Chemical Dynamics of a Confined Limestone Aquifer
The evolution of groundwater in the Roswell Limestone Aquifer is measured using some rather ordinary and easily determined characteristics of the water. Randomness caused by analytical error and matrix inhomogeneity is suppressed by dividing the study area into subsections on the basis of hydrologic function and using averaged values of the measured characteristics to describe each subdivision.
It is found that temperature, ionic solute concentrations, calcite saturation, and dissolved oxygen content change in a reasonably steady and monotonic manner as the water flows from the recharge to the discharge region.

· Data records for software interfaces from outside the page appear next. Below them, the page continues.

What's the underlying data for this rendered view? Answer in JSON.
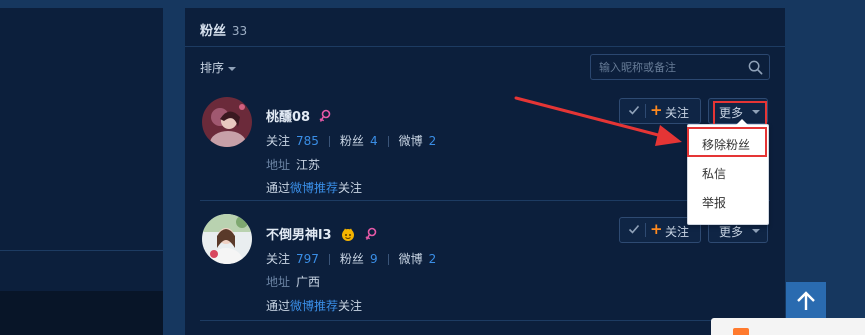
{
  "fans": {
    "title": "粉丝",
    "count": "33",
    "sort_label": "排序",
    "search_placeholder": "输入昵称或备注"
  },
  "users": [
    {
      "name": "桃醺08",
      "gender": "female",
      "following_label": "关注",
      "following": "785",
      "fans_label": "粉丝",
      "fans": "4",
      "weibo_label": "微博",
      "weibo": "2",
      "address_label": "地址",
      "address": "江苏",
      "via_prefix": "通过",
      "via_link": "微博推荐",
      "via_suffix": "关注",
      "follow_label": "关注",
      "more_label": "更多"
    },
    {
      "name": "不倒男神l3",
      "gender": "female",
      "badge": "crown-icon",
      "following_label": "关注",
      "following": "797",
      "fans_label": "粉丝",
      "fans": "9",
      "weibo_label": "微博",
      "weibo": "2",
      "address_label": "地址",
      "address": "广西",
      "via_prefix": "通过",
      "via_link": "微博推荐",
      "via_suffix": "关注",
      "follow_label": "关注",
      "more_label": "更多"
    }
  ],
  "dropdown": {
    "items": [
      "移除粉丝",
      "私信",
      "举报"
    ]
  },
  "colors": {
    "background": "#16375f",
    "panel": "#0c1f3c",
    "link": "#3a8ee6",
    "accent_orange": "#ff8a1f",
    "highlight_red": "#e53535",
    "scroll_top_button": "#2a6bb0"
  }
}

Simple models are developed to quantify the oxygen and temperature measurements. On the basis of these models the groundwater flow is found to be a factor of 6 faster in the northern part of the Roswell Limestone Aquifer and the residence time is a factor of 3 longer in the southern part. Solute concentrations indicate intrusion into the northeast corner of the Limestone Aquifer from an upper Alluvium Aquifer.
Project No. B-048-NMEX